Upstream care for chronic kidney disease. Kidney disease progresses over time, from minor damage to major loss of function and finally kidney failure, which requires dialysis or a transplant for survival. Intervening early can slow down the disease, perhaps avoiding kidney failure and the need for dialysis or a transplant. Managing high blood pressure and diabetes can sometimes even prevent kidney disease. At Northwest Kidney Centers, we have sponsored awareness and education programs with the American Diabetes Association, and we have our own customized set of free community classes for patients in various stages of kidney disease, including pre-dialysis. Our award-winning education programs have helped our patients and the wider community make better health choices.

Home dialysis. Northwest Kidney Centers has offered training and supervision since 1964 for people doing dialysis on their own, outside of a clinic. About 14 percent of our patients currently choose that option—the second highest percentage among the top 10 U.S. dialysis providers. Typically, people on home dialysis feel better and live longer than people treated in dialysis centers. Initial training is time-consuming and intensive, but overall cost to the health care system is less once patients are trained to do home dialysis.

Advances in dialysis technology. In 2008, Northwest Kidney Centers and UW Medicine collaborated to establish the Kidney Research Institute in Seattle; we later created the Center for Dialysis Innovation. We are pleased to see the Administration’s support for work in our region and elsewhere to develop portable, wearable and implantable kidney devices and other treatments that are easier on patients. We also look forward to expansion of the KidneyX competition to support promising innovations.

Kidney transplantation. This is the best option for the right patients. We work with our local organ procurement organization, LifeCenter Northwest, and Seattle’s three adult transplant centers to help our dialysis patients navigate the process to find a living kidney donor or get on the waitlist for a deceased donor kidney. Northwest Kidney Centers patients are 60 percent more likely than others across the country to get a kidney transplant. We welcome system improvements to make more transplants available.

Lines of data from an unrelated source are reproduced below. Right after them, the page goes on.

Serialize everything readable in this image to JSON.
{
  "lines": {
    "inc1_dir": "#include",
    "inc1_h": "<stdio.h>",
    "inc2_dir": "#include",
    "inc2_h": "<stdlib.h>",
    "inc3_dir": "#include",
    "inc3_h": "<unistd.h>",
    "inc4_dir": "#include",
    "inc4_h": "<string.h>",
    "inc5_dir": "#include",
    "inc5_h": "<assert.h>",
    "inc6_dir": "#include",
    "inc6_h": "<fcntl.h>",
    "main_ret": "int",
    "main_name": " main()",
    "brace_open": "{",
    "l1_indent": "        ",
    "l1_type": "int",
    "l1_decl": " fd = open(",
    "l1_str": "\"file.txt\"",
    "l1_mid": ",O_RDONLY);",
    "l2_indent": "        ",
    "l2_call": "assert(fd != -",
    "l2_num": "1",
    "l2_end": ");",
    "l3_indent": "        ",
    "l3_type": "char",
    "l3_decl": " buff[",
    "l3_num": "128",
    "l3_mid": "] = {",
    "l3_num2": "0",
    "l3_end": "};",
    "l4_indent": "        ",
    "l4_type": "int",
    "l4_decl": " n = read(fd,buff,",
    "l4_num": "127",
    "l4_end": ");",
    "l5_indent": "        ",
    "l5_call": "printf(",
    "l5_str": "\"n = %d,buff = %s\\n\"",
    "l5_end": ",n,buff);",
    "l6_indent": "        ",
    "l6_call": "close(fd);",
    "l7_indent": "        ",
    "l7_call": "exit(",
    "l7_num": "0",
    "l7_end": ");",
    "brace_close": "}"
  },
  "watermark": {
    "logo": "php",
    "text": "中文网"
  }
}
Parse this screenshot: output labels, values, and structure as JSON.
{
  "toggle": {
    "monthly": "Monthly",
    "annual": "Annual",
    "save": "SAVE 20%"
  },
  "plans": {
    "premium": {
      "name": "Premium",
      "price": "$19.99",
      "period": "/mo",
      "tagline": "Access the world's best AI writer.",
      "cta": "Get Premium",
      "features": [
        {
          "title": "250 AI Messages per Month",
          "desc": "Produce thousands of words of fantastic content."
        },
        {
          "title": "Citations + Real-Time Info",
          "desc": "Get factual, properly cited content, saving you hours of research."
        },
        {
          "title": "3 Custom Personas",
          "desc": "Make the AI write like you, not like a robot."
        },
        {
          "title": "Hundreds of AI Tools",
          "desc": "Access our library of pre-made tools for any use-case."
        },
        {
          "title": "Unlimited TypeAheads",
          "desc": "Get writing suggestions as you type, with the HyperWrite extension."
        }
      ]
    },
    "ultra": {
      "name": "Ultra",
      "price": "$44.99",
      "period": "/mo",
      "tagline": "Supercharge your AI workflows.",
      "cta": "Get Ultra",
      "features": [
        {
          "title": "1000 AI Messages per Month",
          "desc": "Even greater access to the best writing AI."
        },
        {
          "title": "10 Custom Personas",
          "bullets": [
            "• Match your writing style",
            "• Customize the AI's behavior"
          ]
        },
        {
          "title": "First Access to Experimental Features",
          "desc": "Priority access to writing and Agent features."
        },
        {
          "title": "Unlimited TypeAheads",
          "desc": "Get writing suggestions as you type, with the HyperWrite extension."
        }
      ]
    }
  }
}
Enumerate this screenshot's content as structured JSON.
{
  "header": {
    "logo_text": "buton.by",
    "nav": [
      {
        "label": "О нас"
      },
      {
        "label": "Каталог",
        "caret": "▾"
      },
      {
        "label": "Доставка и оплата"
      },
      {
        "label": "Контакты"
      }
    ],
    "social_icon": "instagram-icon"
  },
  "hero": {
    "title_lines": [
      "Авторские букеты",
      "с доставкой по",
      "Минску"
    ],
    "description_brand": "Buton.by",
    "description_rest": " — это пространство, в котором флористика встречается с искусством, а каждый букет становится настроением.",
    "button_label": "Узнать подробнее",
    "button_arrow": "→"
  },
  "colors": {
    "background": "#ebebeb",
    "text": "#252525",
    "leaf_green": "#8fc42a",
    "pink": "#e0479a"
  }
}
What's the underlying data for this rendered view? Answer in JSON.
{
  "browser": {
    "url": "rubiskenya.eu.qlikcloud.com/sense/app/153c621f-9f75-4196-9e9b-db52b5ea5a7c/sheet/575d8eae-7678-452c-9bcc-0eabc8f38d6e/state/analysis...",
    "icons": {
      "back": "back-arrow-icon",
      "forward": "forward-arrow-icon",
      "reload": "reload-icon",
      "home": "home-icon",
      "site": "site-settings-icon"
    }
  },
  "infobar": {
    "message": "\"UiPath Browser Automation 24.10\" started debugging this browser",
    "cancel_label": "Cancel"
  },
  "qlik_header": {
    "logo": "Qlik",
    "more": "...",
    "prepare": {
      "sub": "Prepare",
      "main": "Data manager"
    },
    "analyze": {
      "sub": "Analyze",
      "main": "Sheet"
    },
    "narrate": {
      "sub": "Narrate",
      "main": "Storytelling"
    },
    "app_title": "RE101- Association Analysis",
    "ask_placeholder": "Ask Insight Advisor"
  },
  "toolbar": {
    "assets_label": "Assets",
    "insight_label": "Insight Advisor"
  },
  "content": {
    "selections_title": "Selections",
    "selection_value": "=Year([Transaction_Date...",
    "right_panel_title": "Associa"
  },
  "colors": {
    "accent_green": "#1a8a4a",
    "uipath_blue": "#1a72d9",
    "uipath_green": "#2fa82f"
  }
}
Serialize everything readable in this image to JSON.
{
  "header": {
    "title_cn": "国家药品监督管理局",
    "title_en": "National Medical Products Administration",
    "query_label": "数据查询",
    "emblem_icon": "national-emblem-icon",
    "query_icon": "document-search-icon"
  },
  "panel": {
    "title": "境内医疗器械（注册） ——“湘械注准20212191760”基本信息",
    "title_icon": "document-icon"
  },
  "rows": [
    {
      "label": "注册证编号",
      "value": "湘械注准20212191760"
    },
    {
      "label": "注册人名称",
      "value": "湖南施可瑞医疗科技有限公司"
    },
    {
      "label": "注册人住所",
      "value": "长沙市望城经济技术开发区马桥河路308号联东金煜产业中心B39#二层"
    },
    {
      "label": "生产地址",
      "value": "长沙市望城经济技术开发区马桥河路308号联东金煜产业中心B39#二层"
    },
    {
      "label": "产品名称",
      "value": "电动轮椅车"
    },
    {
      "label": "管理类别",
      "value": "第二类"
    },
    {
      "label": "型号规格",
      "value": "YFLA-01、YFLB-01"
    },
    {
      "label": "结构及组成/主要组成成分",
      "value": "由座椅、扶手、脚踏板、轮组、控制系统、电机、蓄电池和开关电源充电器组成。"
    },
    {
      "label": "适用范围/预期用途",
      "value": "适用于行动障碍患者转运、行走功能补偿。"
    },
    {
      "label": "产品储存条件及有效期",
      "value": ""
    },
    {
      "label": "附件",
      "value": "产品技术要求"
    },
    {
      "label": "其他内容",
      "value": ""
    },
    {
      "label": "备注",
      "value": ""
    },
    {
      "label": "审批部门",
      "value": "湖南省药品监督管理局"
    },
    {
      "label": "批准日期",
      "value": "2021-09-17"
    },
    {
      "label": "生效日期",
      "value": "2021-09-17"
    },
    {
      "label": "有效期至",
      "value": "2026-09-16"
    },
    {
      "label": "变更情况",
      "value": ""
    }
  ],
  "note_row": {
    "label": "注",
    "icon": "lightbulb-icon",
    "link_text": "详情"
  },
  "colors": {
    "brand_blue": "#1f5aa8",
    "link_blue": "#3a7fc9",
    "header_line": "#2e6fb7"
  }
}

Value-based purchasing, or pay for performance. This is a structure that rewards doctors, hospitals, medical groups, dialysis providers and others who take collective responsibility to improve patients’ health and still hold the line on overall health care costs by reducing inefficiency and coordinating care more closely. Since 2017 Northwest Kidney Centers has collaborated in a demonstration project to improve quality and lower costs; preliminary results are promising. We are happy to hear that new models will be introduced to expand value-based purchasing in kidney care.

I believe Northwest Kidney Centers—a nonprofit health care provider with a longstanding focus on what is best for patients—is well positioned to adapt to the changes the Administration is proposing. We welcome improvements that will result in optimal health, quality of life and independence for people with kidney disease across the country.